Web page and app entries
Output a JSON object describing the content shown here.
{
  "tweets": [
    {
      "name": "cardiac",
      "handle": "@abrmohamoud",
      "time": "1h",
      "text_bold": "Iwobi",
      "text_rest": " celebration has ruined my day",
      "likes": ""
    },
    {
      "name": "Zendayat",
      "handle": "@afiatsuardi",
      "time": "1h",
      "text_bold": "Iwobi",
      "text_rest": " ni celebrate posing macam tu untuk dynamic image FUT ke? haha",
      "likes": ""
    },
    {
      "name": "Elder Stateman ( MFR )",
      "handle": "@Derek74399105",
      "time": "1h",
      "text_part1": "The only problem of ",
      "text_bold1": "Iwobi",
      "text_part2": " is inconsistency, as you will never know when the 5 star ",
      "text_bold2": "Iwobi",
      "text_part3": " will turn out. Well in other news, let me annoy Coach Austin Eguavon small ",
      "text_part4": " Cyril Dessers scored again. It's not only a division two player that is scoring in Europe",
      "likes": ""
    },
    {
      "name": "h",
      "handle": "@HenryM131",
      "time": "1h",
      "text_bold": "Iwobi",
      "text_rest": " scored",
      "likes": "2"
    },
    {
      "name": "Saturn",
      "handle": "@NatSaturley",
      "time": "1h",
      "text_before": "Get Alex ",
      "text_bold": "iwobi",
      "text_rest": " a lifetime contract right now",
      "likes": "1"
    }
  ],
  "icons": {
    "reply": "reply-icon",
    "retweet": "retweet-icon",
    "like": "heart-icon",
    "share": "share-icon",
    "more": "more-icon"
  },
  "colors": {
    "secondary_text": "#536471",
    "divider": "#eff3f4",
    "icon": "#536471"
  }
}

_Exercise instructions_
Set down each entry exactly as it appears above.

_Response box_
Output a JSON object describing the content shown here.
{
  "tweets": [
    {
      "name": "cardiac",
      "handle": "@abrmohamoud",
      "time": "1h",
      "text_bold": "Iwobi",
      "text_rest": " celebration has ruined my day",
      "likes": ""
    },
    {
      "name": "Zendayat",
      "handle": "@afiatsuardi",
      "time": "1h",
      "text_bold": "Iwobi",
      "text_rest": " ni celebrate posing macam tu untuk dynamic image FUT ke? haha",
      "likes": ""
    },
    {
      "name": "Elder Stateman ( MFR )",
      "handle": "@Derek74399105",
      "time": "1h",
      "text_part1": "The only problem of ",
      "text_bold1": "Iwobi",
      "text_part2": " is inconsistency, as you will never know when the 5 star ",
      "text_bold2": "Iwobi",
      "text_part3": " will turn out. Well in other news, let me annoy Coach Austin Eguavon small ",
      "text_part4": " Cyril Dessers scored again. It's not only a division two player that is scoring in Europe",
      "likes": ""
    },
    {
      "name": "h",
      "handle": "@HenryM131",
      "time": "1h",
      "text_bold": "Iwobi",
      "text_rest": " scored",
      "likes": "2"
    },
    {
      "name": "Saturn",
      "handle": "@NatSaturley",
      "time": "1h",
      "text_before": "Get Alex ",
      "text_bold": "iwobi",
      "text_rest": " a lifetime contract right now",
      "likes": "1"
    }
  ],
  "icons": {
    "reply": "reply-icon",
    "retweet": "retweet-icon",
    "like": "heart-icon",
    "share": "share-icon",
    "more": "more-icon"
  },
  "colors": {
    "secondary_text": "#536471",
    "divider": "#eff3f4",
    "icon": "#536471"
  }
}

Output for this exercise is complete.